With UK investors showing signs of caution following the Referendum, overseas buyers from all over the world, especially those outside the EU zone, are looking to take swift advantage of the situation.
David Adams, the managing director of luxury estate agents John Taylor said that:
“I was inundated with more calls from the Middle East on Friday (the day of the Referendum announcement) than any other day of my career.”
Likewise, the founder and chief executive of eMoov, Russell Quirk, has noted a sharp rise in the number of buyers from China and Singapore compared to a weekend earlier.
Another reputable estate agent, Stirling Ackroyd, has estimated the financial effects on London’s property market overall. In terms of EU investment, buyers could gain a €51,000 (£42,000) discount on their purchase.
Other forecasts show that the average price of a house in the capital equates to just €579,000 – compared to a record high of €630,000 in November 2015. European speculators, perhaps concerned about the future of the euro themselves, may be looking to the UK as the most lucrative investment area.

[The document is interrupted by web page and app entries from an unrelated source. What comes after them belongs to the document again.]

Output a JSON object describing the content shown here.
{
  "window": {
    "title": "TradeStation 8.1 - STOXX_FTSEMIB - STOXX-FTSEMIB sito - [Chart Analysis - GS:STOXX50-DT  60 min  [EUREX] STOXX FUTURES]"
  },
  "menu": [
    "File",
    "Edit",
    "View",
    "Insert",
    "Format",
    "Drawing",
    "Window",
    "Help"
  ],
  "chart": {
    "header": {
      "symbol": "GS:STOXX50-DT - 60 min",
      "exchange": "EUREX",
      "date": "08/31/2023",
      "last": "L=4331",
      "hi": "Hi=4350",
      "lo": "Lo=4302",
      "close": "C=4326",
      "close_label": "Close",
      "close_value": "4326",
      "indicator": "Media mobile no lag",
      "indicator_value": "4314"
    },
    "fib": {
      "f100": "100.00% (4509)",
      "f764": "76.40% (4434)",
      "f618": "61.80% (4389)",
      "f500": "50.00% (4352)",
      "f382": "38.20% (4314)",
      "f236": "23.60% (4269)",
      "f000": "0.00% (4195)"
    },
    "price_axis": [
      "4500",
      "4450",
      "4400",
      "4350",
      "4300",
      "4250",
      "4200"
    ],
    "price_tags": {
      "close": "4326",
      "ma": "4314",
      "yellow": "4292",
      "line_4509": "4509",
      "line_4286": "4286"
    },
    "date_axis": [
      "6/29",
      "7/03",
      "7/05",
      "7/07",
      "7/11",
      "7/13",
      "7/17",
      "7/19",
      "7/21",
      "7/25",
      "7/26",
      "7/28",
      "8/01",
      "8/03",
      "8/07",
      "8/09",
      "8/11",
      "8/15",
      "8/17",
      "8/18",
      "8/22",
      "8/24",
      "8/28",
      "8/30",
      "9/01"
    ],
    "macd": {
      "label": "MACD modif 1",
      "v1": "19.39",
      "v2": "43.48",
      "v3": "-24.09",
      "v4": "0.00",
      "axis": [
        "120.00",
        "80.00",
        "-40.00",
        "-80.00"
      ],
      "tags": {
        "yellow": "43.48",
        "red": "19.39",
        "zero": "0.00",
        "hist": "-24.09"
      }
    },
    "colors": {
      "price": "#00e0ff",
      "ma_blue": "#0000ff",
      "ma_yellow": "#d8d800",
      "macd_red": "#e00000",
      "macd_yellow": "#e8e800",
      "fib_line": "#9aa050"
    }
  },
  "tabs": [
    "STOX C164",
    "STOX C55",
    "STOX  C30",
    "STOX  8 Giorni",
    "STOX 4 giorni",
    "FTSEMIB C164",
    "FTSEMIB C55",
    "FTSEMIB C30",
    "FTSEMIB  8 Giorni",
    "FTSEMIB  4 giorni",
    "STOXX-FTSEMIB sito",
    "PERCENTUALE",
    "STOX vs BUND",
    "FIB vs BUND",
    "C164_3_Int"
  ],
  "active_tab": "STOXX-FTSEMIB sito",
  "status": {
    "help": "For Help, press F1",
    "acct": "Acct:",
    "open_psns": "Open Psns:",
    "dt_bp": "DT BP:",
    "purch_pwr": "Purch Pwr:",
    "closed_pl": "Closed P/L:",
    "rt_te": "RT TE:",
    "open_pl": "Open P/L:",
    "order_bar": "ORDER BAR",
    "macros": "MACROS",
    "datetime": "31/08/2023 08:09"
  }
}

Savings will be made through various currencies too. For example, Douglas & Gordon indicates that property values in the capital’s emerging prime areas could be around 20% less expensive in US dollar terms.
The vote has also reverberated across Asia, where Chinese, Singaporean and Hong Kong investors especially will be constantly monitoring the market for promising buying opportunities.
Some Foreign Caution
The situation isn’t as simple as international investors buying every property in sight due to favourable currency variations. In fact, a prominent bank in south-east Asia, the United Overseas Bank, advised customers to be cautious when considering the UK market.
Guy Watson, the managing director of Champions, an estate agency based in Knightsbridge has been quoted:
“A lot of investors from Hong Kong and Malaysia just want out, so much that they will accept around 15 per cent less what they paid for it two years ago.”
However, overseas concern regarding the London property market post-Brexit has been rare. Britain will always be a draw for foreign investors, as PrinvestUK’s managing director Aaron Campbell explains, because it offers “good returns in a structurally undersupply market [sic]” and the standard of living is very high.
The general consensus is that, despite this period of uncertainty, house price growth across the UK’s major towns and cities will continue upwards after the Brexit storm has passed. Prices usually follow the law of supply and demand – and there is a lot of demand in Britain – rather than sheer speculation.
Despite plans for foreign investment to be slowed down by new London Mayor Sadiq Khan, principally by advertising homes in the UK before doing so abroad, the Leave vote is likely to have the opposite effect as investors seek to take advantage of the pound’s temporary fall in value.
For more information on Brexit’s effect on the UK housing market, check out Brexit News on Property Investment.